May 3, 2017
(Guest Post by Matthew Ladner
Udacity has bypassed universities to develop partnerships directly with employers to develop markets for nano-degrees earned online. I **ahem** can’t see why a student with an ESA could not earn a couple of these as a high-school student, you know, if it struck their fancy.
May 15, 2013
(Guest Post by Matthew Ladner)
Georgia Tech has partnered with Udacity to provide a $7,000 Masters Degree in Computer Science to 10,000 students. Check it out here. At one-sixth of the usual price for such a degree we are officially moving closer to this prediction:

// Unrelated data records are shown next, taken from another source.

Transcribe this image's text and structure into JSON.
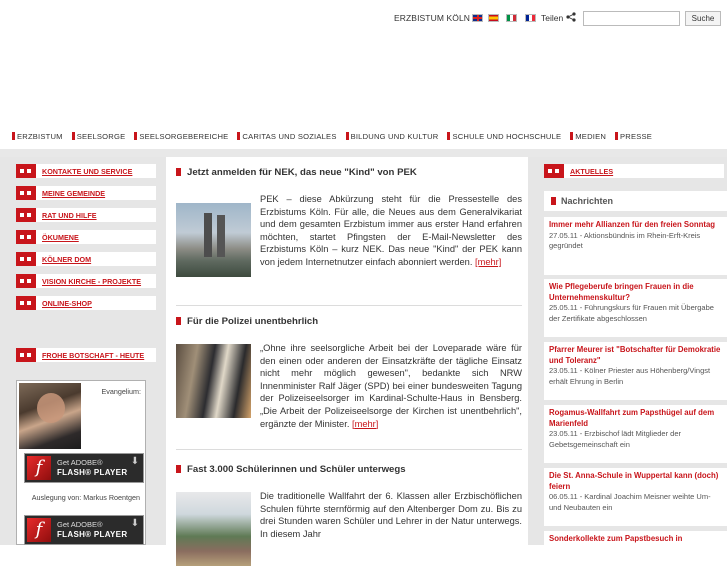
{
  "topbar": {
    "site_label": "ERZBISTUM KÖLN",
    "share_label": "Teilen",
    "search_placeholder": "",
    "search_button": "Suche",
    "languages": [
      "uk-flag",
      "spain-flag",
      "italy-flag",
      "france-flag"
    ]
  },
  "mainnav": {
    "items": [
      {
        "label": "ERZBISTUM"
      },
      {
        "label": "SEELSORGE"
      },
      {
        "label": "SEELSORGEBEREICHE"
      },
      {
        "label": "CARITAS UND SOZIALES"
      },
      {
        "label": "BILDUNG UND KULTUR"
      },
      {
        "label": "SCHULE UND HOCHSCHULE"
      },
      {
        "label": "MEDIEN"
      },
      {
        "label": "PRESSE"
      }
    ]
  },
  "leftnav": {
    "items": [
      {
        "label": "KONTAKTE UND SERVICE"
      },
      {
        "label": "MEINE GEMEINDE"
      },
      {
        "label": "RAT UND HILFE"
      },
      {
        "label": "ÖKUMENE"
      },
      {
        "label": "KÖLNER DOM"
      },
      {
        "label": "VISION KIRCHE - PROJEKTE"
      },
      {
        "label": "ONLINE-SHOP"
      }
    ],
    "frohe_botschaft": "FROHE BOTSCHAFT - HEUTE"
  },
  "gospel": {
    "evangelium_label": "Evangelium:",
    "flash_get": "Get ADOBE®",
    "flash_player": "FLASH® PLAYER",
    "author": "Auslegung von: Markus Roentgen"
  },
  "articles": [
    {
      "title": "Jetzt anmelden für NEK, das neue \"Kind\" von PEK",
      "text": "PEK – diese Abkürzung steht für die Pressestelle des Erzbistums Köln. Für alle, die Neues aus dem Generalvikariat und dem gesamten Erzbistum immer aus erster Hand erfahren möchten, startet Pfingsten der E-Mail-Newsletter des Erzbistums Köln – kurz NEK. Das neue \"Kind\" der PEK kann von jedem Internetnutzer einfach abonniert werden.",
      "more": "[mehr]"
    },
    {
      "title": "Für die Polizei unentbehrlich",
      "text": "„Ohne ihre seelsorgliche Arbeit bei der Loveparade wäre für den einen oder anderen der Einsatzkräfte der tägliche Einsatz nicht mehr möglich gewesen\", bedankte sich NRW Innenminister Ralf Jäger (SPD) bei einer bundesweiten Tagung der Polizeiseelsorger im Kardinal-Schulte-Haus in Bensberg. „Die Arbeit der Polizeiseelsorge der Kirchen ist unentbehrlich\", ergänzte der Minister.",
      "more": "[mehr]"
    },
    {
      "title": "Fast 3.000 Schülerinnen und Schüler unterwegs",
      "text": "Die traditionelle Wallfahrt der 6. Klassen aller Erzbischöflichen Schulen führte sternförmig auf den Altenberger Dom zu. Bis zu drei Stunden waren Schüler und Lehrer in der Natur unterwegs. In diesem Jahr",
      "more": ""
    }
  ],
  "rightcol": {
    "aktuelles": "AKTUELLES",
    "nachrichten": "Nachrichten",
    "news": [
      {
        "headline": "Immer mehr Allianzen für den freien Sonntag",
        "detail": "27.05.11 - Aktionsbündnis im Rhein-Erft-Kreis gegründet"
      },
      {
        "headline": "Wie Pflegeberufe bringen Frauen in die Unternehmenskultur?",
        "detail": "25.05.11 - Führungskurs für Frauen mit Übergabe der Zertifikate abgeschlossen"
      },
      {
        "headline": "Pfarrer Meurer ist \"Botschafter für Demokratie und Toleranz\"",
        "detail": "23.05.11 - Kölner Priester aus Höhenberg/Vingst erhält Ehrung in Berlin"
      },
      {
        "headline": "Rogamus-Wallfahrt zum Papsthügel auf dem Marienfeld",
        "detail": "23.05.11 - Erzbischof lädt Mitglieder der Gebetsgemeinschaft ein"
      },
      {
        "headline": "Die St. Anna-Schule in Wuppertal kann (doch) feiern",
        "detail": "06.05.11 - Kardinal Joachim Meisner weihte Um- und Neubauten ein"
      },
      {
        "headline": "Sonderkollekte zum Papstbesuch in",
        "detail": ""
      }
    ]
  },
  "colors": {
    "accent": "#c8151b",
    "sidebar_bg": "#e6e6e6"
  }
}
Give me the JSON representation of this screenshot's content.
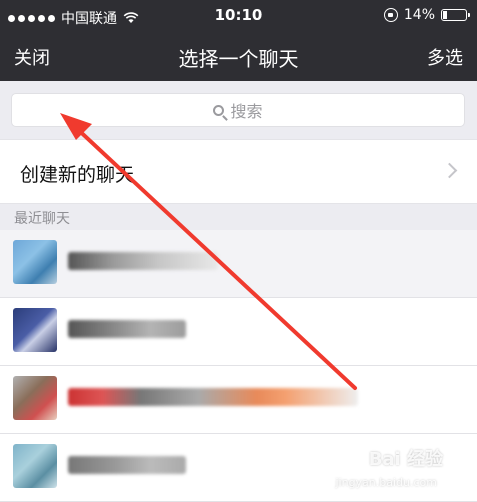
{
  "statusbar": {
    "carrier": "中国联通",
    "time": "10:10",
    "battery": "14%",
    "signal_dots": 5,
    "battery_level": 0.14,
    "icons": [
      "signal-icon",
      "wifi-icon",
      "rotation-lock-icon",
      "battery-icon"
    ]
  },
  "navbar": {
    "left": "关闭",
    "title": "选择一个聊天",
    "right": "多选"
  },
  "search": {
    "placeholder": "搜索",
    "icon": "search-icon"
  },
  "new_chat": {
    "label": "创建新的聊天",
    "icon": "chevron-right-icon"
  },
  "section": {
    "recent": "最近聊天"
  },
  "recent_chats": [
    {
      "name": ""
    },
    {
      "name": ""
    },
    {
      "name": ""
    },
    {
      "name": ""
    }
  ],
  "watermark": {
    "brand": "Bai 经验",
    "sub": "jingyan.baidu.com"
  },
  "colors": {
    "header_bg": "#2e2e33",
    "page_bg": "#ececf1",
    "annotation_arrow": "#f03a2e"
  }
}
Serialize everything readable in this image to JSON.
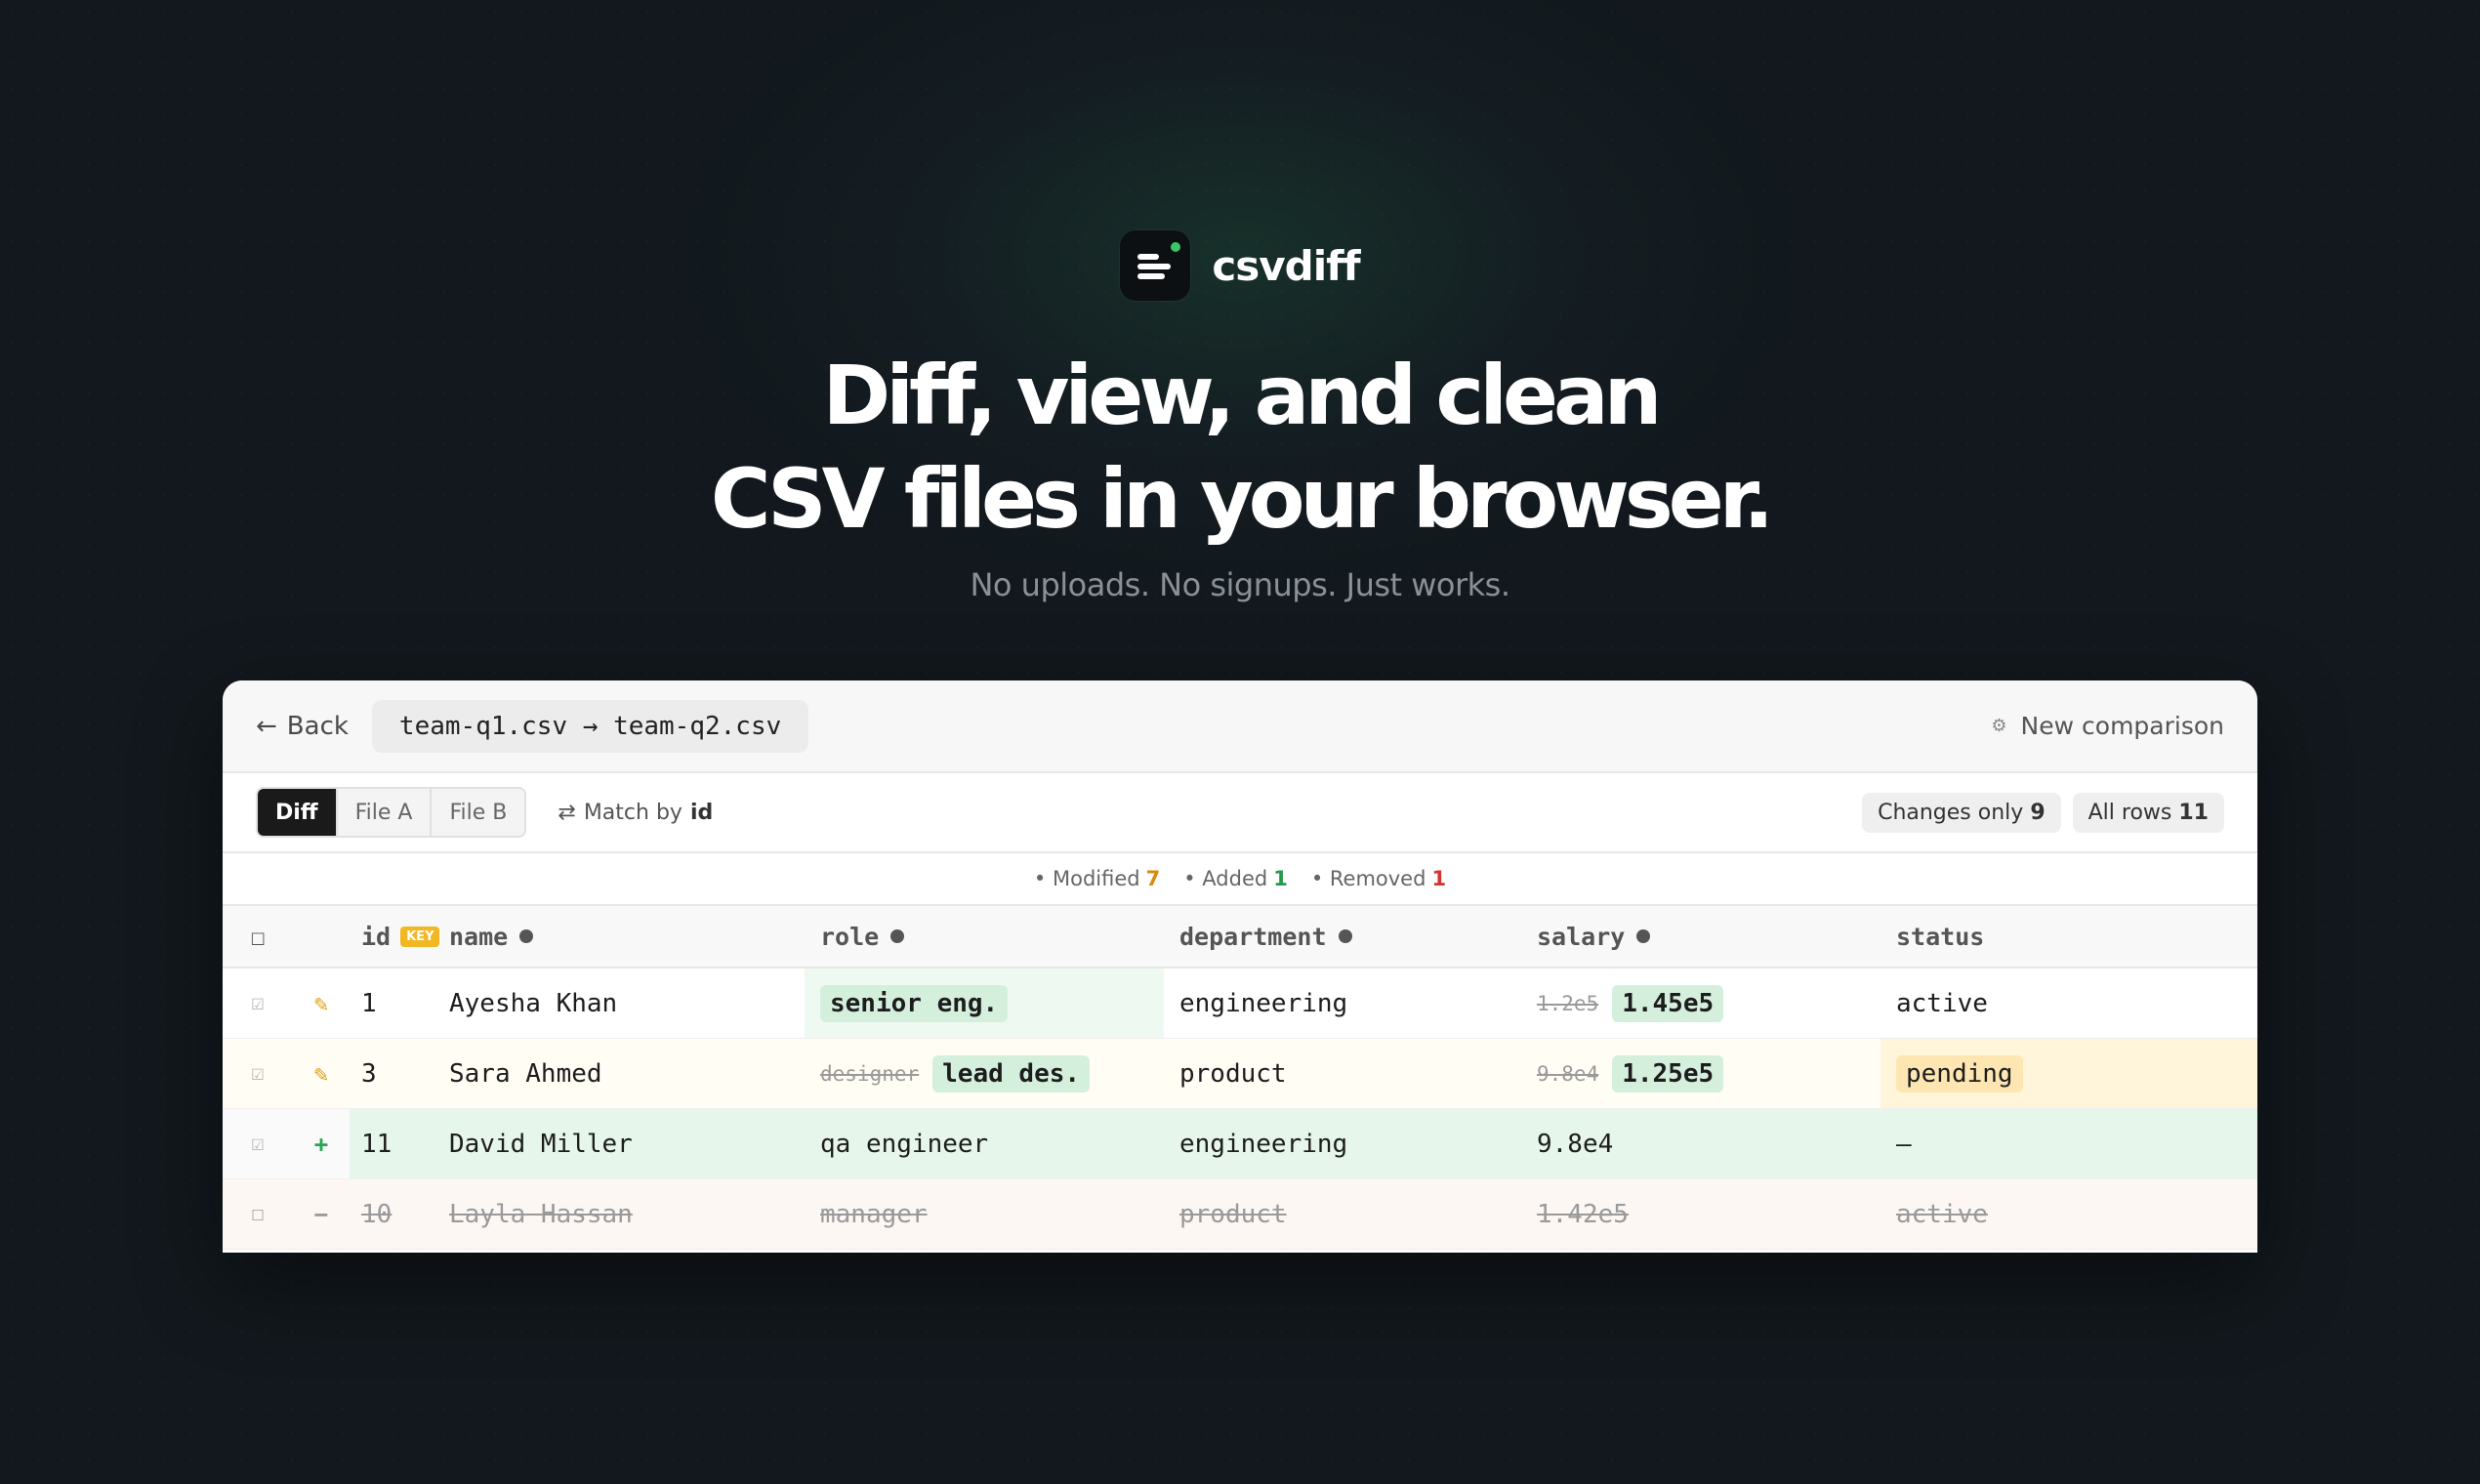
{
  "brand": {
    "name": "csvdiff"
  },
  "hero": {
    "line1": "Diff, view, and clean",
    "line2": "CSV files in your browser.",
    "subline": "No uploads. No signups. Just works."
  },
  "topbar": {
    "back_label": "Back",
    "back_arrow": "←",
    "files": "team-q1.csv → team-q2.csv",
    "new_comparison": "New comparison",
    "gear": "⚙"
  },
  "toolbar": {
    "views": [
      "Diff",
      "File A",
      "File B"
    ],
    "active_view": "Diff",
    "match_prefix": "Match by",
    "match_key": "id",
    "match_icon": "⇄",
    "changes_only_label": "Changes only",
    "changes_only_count": "9",
    "all_rows_label": "All rows",
    "all_rows_count": "11"
  },
  "summary": {
    "modified_label": "• Modified",
    "modified_count": "7",
    "added_label": "• Added",
    "added_count": "1",
    "removed_label": "• Removed",
    "removed_count": "1"
  },
  "table": {
    "headers": {
      "check": "☐",
      "id": "id",
      "key_badge": "KEY",
      "name": "name",
      "role": "role",
      "department": "department",
      "salary": "salary",
      "status": "status"
    },
    "rows": [
      {
        "check": "☑",
        "mark": "✎",
        "id": "1",
        "name": "Ayesha Khan",
        "role_old": "",
        "role": "senior eng.",
        "department": "engineering",
        "salary_old": "1.2e5",
        "salary": "1.45e5",
        "status": "active"
      },
      {
        "check": "☑",
        "mark": "✎",
        "id": "3",
        "name": "Sara Ahmed",
        "role_old": "designer",
        "role": "lead des.",
        "department": "product",
        "salary_old": "9.8e4",
        "salary": "1.25e5",
        "status": "pending"
      },
      {
        "check": "☑",
        "mark": "+",
        "id": "11",
        "name": "David Miller",
        "role": "qa engineer",
        "department": "engineering",
        "salary": "9.8e4",
        "status": "—"
      },
      {
        "check": "☐",
        "mark": "−",
        "id": "10",
        "name": "Layla Hassan",
        "role": "manager",
        "department": "product",
        "salary": "1.42e5",
        "status": "active"
      }
    ]
  },
  "colors": {
    "modified": "#d88a12",
    "added": "#239a4b",
    "removed": "#d2372f",
    "brand_dot": "#3cc46a"
  }
}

Imagine if students in Bangladesh could earn a Princeton math degree, or a theology degree from Notre Dame for free, or more accurately for the time, computer and internet cost. The marginal players of the American academy would squeal as they are forced to reinvent themselves from making buggy whips, but this is a small price to pay for bringing opportunity to the world.
The only question in my mind is how long it will be until an elite player has the necessary vision to defect from the comfortable cartel. Several universities have the means to do this, and could receive philanthropic help to do so. Attention Oxford and Cambridge: it wouldn’t require an American university to pull this off. A British university could put out a low-cost version of this, and unlike their American counterparts, they aren’t swimming in resources.
Georgia Tech’s move does not qualify it as the defector, but things are moving quickly and in this direction. The loud noise that just shook the windows was the sound of the higher education cost bubble popping.